FIFA President Sepp Blatter revealed the organization is establishing a task force to deal with racism in football, according to Mike Collett of REUTERS. Blatter said that the task force would be headed by CONCACAF President Jeffrey Webb. Football has been "blighted by a never-ending series of racist incidents from fans especially in eastern Europe, often met with derisory fines and punishments amounting to little more than a slap on the wrist." However, this week UEFA "finally took some stricter measures" by ordering Italian club Lazio to play its next two European home matches behind closed doors because of repeated racism from supporters and fined the club €40,000 ($52,000) (REUTERS, 3/1). The AP reported Blatter is calling for a “united front of the football community in our zero-tolerance policy against racism.” Blatter: “We have to work on it but we cannot do it alone.
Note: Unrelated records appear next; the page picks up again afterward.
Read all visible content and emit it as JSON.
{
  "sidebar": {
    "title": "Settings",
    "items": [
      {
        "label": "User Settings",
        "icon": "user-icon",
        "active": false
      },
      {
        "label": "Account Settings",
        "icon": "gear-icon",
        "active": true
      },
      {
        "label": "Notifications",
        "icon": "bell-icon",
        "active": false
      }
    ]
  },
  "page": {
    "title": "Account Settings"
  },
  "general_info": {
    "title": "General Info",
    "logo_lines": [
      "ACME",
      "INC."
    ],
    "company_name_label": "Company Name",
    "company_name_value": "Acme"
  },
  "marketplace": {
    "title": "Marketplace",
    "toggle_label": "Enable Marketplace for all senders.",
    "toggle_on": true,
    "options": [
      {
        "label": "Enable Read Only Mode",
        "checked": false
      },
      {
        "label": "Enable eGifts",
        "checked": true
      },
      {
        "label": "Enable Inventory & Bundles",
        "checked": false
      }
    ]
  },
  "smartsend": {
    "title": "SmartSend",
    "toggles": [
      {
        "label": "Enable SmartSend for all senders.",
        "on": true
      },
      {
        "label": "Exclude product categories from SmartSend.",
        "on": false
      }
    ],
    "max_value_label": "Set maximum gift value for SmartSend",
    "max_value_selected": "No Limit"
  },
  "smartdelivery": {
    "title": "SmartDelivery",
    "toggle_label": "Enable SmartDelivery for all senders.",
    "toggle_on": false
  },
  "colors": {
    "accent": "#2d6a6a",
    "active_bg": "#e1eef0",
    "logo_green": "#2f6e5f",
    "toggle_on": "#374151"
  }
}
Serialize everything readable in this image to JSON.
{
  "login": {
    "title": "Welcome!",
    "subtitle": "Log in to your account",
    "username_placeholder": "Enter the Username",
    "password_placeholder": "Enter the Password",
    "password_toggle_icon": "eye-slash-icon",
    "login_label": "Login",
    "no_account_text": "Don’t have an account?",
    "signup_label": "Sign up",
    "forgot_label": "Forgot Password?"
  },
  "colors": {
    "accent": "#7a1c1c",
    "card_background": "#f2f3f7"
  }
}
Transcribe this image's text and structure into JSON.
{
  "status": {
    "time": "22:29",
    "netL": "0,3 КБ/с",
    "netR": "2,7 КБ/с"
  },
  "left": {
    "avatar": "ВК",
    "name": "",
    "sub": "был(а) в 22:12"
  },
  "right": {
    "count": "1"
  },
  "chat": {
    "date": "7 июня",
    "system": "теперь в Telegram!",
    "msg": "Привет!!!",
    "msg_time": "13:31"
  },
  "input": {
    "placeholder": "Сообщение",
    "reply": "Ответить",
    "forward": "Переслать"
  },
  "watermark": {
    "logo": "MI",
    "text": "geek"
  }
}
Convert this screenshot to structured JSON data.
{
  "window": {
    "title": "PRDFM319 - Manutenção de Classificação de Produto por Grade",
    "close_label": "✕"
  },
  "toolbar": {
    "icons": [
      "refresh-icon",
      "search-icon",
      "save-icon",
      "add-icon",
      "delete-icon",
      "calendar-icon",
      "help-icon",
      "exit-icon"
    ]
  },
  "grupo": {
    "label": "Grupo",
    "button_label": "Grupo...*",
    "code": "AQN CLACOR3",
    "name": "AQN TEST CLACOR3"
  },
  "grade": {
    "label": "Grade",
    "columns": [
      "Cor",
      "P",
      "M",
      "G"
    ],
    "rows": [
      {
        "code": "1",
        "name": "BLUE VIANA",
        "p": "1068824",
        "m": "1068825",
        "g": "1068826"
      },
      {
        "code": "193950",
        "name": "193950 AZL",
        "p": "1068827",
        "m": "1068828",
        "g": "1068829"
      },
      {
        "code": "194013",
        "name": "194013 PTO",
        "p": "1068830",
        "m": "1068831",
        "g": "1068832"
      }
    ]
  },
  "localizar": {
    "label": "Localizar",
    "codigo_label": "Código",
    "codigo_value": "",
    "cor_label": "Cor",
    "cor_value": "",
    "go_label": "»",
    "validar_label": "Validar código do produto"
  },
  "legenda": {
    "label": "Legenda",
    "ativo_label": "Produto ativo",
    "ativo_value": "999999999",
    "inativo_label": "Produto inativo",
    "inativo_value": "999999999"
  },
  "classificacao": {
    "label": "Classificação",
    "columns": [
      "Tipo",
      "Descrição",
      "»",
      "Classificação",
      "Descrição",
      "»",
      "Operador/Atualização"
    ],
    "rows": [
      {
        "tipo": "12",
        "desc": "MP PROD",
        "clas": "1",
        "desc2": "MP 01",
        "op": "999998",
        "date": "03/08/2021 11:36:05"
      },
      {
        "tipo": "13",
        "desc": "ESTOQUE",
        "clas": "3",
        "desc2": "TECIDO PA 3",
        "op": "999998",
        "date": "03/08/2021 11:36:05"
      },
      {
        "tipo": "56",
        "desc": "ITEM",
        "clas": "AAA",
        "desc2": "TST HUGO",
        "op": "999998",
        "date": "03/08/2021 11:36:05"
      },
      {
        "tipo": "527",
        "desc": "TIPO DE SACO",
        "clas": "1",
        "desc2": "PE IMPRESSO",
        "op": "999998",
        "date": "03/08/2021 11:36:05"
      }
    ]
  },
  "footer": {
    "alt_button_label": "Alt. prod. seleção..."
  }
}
It is a big, big problem also of education and understanding, and [needs] a little bit also of solidarity" (AP, 3/2). In London, Andrew Warshaw wrote Webb wants to meet John Terry, Rio Ferdinand and Luis Suarez after expressing "huge concern" about controversial recent incidents in the Premier League. Webb wants "first-hand insight into its resurgence in the English game." Webb met FA Chair David Bernstein in Edinburgh for more than an hour Friday. He said that black players had been "sorely let down by the authorities." Webb: "Football has been talking for a long time but we have not been sufficiently supporting the players" (DAILY MAIL, 3/2).


Q: What is the role and scope of this new taskforce?
Jeffrey Webb: There are two main elements as I see it. Firstly we'll be reviewing the current sanctions for anti-discrimination. The second is an education process, where I want to engage players, the broader football community and NGOs.

Q: Why do you think there has been a resurgence of racism in the game globally?
Webb: I don't know. Just because racism exists in society, it doesn't mean we have to tolerate it. As a football family we have to sit down, and look at ourselves in the mirror. Do people of colour really have the chance, or equal opportunity to coach or become involved in football administration? I want to have the chance to sit down with players, people who have been victimised, and listen to their experiences.

Q: What are the next steps for your taskforce?
Webb: The plan is for more concrete proposals to be discussed and formalised at the Executive Committee on 20 and 21 March. I would hope for the Taskforce to comprise representatives from FIFA's six Confederations, and also to involve some campaign groups, who have been fighting to eradicate discrimination for many, many years (FIFA).